Terracycle diverts used products from the landfill and uses them to create new products. Also known as upcycling, this method is an alternative for products destined for the landfill, specifically ones that are not easily recycled. There are a wide variety of used materials accepted by Terracycle to create new products. Some projects include creating bags from Capri Sun pouches and developing playgrounds from old flip flops.
Of the 45 brigades that Terracycle offers, Santa Clara currently has four: personal care and beauty, paired shoes, energy bar wrapper, and writing instruments. There are collection sites located around campus for each brigade. You can drop off your personal care and beauty products at the Center for Sustainability, writing instruments at the Purchasing Department (located in the Facilities building) and writing instruments, paired shoes and energy bar wrappers at Pat Malley Fitness and Recreation Center.
Santa Clara has conducted several waste characterizations that show how much of the university’s waste can be diverted, especially single-use products. While we should avoid single-use products all together, Terracycle allows us to recycle these certain products, diverting them from landfill waste.
After Malley’s first waste characterization in 2012, Janice Demonsi, Director of Campus Recreation, initiated the implementation of Terracycle onto the Santa Clara campus after seeing a number of energy bar wrappers. “I had learned about TerraCycle from an Odwalla wrapper and had looked into it years earlier. I had a student coordinator look into [which] brigades were open and we signed up for energy bars and paired shoes.To date we have sent 4,000 wrappers to Terracyle and 25 pairs of paired shoes," shared DeMonsi.

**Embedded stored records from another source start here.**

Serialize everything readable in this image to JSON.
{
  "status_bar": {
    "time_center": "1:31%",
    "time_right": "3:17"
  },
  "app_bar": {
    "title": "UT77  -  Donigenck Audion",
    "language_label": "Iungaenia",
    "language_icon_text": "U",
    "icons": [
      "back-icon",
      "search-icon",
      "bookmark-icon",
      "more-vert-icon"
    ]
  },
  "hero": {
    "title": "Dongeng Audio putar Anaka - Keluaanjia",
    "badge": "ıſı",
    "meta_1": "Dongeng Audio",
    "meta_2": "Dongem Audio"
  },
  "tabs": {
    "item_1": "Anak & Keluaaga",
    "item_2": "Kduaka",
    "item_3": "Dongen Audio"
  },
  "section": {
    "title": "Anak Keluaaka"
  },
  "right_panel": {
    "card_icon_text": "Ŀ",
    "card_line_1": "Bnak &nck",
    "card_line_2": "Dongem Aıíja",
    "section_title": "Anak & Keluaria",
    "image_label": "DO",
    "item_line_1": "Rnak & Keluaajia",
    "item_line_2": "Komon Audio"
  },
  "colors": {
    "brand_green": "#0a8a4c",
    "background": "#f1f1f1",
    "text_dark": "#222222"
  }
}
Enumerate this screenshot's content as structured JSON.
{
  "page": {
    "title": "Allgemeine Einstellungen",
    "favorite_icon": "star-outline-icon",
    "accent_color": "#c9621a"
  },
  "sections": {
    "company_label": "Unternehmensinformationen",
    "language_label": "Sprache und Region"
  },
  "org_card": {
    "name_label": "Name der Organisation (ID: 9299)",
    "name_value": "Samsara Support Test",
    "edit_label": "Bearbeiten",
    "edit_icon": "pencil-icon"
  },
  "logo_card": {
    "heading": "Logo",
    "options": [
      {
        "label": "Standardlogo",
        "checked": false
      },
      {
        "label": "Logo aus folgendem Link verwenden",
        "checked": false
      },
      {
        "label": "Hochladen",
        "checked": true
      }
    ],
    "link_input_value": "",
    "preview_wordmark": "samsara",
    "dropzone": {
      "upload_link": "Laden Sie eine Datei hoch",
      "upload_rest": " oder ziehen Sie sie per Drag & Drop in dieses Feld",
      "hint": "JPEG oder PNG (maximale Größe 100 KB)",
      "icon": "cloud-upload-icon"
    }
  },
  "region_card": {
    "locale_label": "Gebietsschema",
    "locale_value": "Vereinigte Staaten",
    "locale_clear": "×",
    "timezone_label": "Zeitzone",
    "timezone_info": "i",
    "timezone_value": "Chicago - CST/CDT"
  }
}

Help Santa Clara become a zero-waste campus by using the Terracycle bins at each campus collection site! Learn more about Terracycle by visiting http://www.terracycle.com/
Contributed by Julia Peters ‘15, Sustainability Intern, Athletics & Recreation